The Federal Trade Commission fined Verizon US$1.35 million for an egregious breach of customer privacy and an even worse breach of trust. That fine isn't even a slap on the wrist, and it shows that the FCC's fangs need to grow to keep pace with the ever-larger size of the mega-corporations it theoretically regulates.
At issue was Verizon using so-called "supercookies," strings of identifying code the telecom can insert into Internet transmissions to track everything you do. Why? So they can sell you to advertisers and third party firms. Verizon did it for years without telling anyone, and the FCC fined the company little enough to make it just a minor cost of business.
Supercookies are undetectable and undeletable. Users have no control over them or awareness of their existence. They aren't necessary for any aspect of using the Internet other than tracking what you do, where you go, what you buy, what you read, what you see, and what you hear—for the profit of the company you are already paying.

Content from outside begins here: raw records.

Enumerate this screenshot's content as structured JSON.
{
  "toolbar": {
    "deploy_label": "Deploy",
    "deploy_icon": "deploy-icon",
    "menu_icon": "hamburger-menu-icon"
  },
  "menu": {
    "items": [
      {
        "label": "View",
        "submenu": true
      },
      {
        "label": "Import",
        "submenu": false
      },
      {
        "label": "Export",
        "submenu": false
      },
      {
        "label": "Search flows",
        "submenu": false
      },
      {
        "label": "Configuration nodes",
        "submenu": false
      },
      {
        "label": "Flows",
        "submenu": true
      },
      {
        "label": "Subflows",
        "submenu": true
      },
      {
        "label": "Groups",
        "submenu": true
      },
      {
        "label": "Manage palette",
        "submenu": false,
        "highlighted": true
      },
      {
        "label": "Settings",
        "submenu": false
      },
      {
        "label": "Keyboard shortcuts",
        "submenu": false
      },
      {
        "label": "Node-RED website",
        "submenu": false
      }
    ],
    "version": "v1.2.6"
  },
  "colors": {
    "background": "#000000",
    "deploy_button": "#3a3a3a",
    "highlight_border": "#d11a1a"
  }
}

Verizon did this in secret from 2012 to 2014, when the practice came out. Under pressure from the U.S. Senate, Verizon graciously allowed customers to opt-out in 2015. According to Reuters, under the terms of the settlement with the FCC, Verizon must allow customers to opt-in to have their information sold to third parties, but those cusomters still have to opt-out to keep Verizon from plundering them for a little extra scratch above and beyond their monthly fees.
"Consumers care about privacy and should have a say in how their personal information is used, especially when it comes to who knows what they’re doing online," FCC Enforcement said in a statement, apparently pretending that this settlement does anything at all to enforce...well...anything.

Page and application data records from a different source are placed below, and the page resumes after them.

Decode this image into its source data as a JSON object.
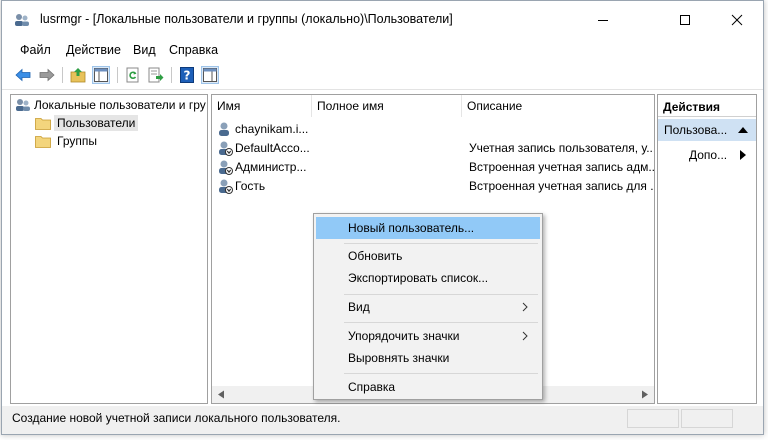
{
  "window": {
    "title": "lusrmgr - [Локальные пользователи и группы (локально)\\Пользователи]"
  },
  "menubar": {
    "items": [
      "Файл",
      "Действие",
      "Вид",
      "Справка"
    ]
  },
  "toolbar": {
    "icons": [
      "back-arrow-icon",
      "forward-arrow-icon",
      "up-folder-icon",
      "show-hide-tree-icon",
      "refresh-icon",
      "export-list-icon",
      "help-icon",
      "view-icon"
    ]
  },
  "tree": {
    "root": "Локальные пользователи и гру",
    "items": [
      "Пользователи",
      "Группы"
    ]
  },
  "list": {
    "columns": [
      "Имя",
      "Полное имя",
      "Описание"
    ],
    "rows": [
      {
        "name": "chaynikam.i...",
        "full_name": "",
        "description": ""
      },
      {
        "name": "DefaultAcco...",
        "full_name": "",
        "description": "Учетная запись пользователя, у..."
      },
      {
        "name": "Администр...",
        "full_name": "",
        "description": "Встроенная учетная запись адм..."
      },
      {
        "name": "Гость",
        "full_name": "",
        "description": "Встроенная учетная запись для ..."
      }
    ]
  },
  "actions": {
    "header": "Действия",
    "group": "Пользова...",
    "more": "Допо..."
  },
  "context_menu": {
    "items": [
      {
        "label": "Новый пользователь..."
      },
      {
        "label": "Обновить"
      },
      {
        "label": "Экспортировать список..."
      },
      {
        "label": "Вид"
      },
      {
        "label": "Упорядочить значки"
      },
      {
        "label": "Выровнять значки"
      },
      {
        "label": "Справка"
      }
    ]
  },
  "statusbar": {
    "text": "Создание новой учетной записи локального пользователя."
  },
  "colors": {
    "menu_highlight": "#91c9f7",
    "actions_group": "#cfe1f3",
    "toolbar_arrow": "#3a8ee6",
    "folder": "#e8c25a"
  }
}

I'm sick of companies trading me. I'm sick of companies treating privacy as a minor inconvenience requiring a little workaround to bypass. Google, Facebook, Twitter, and so many other companies built their entire business model on making us their product, but what makes Verizon's actions that extra bit of offensive is that they charge customers money for the privilege of being sold behind their backs.
And the FCC fined them $1.35 million? It's absurd.
In a statement, U.S. Senator Bill Nelson (D-FL) told Reuters the settlement announced by the FCC was "a win for consumers that will hopefully make companies think twice before engaging in practices that violate consumer privacy."
Only it won't. Verizon still gets to spy on its customers and profit off what it learns unless those customers opt-out; and the amount of the fine will be weighed as a cost of doing business the next time Verizon finds a new way to violate our trust for profit.
It's time for the FCC to get serious about this and other topics related to our privacy.
You can theoretically opt out of Verizon's tracking through the company's privacy website.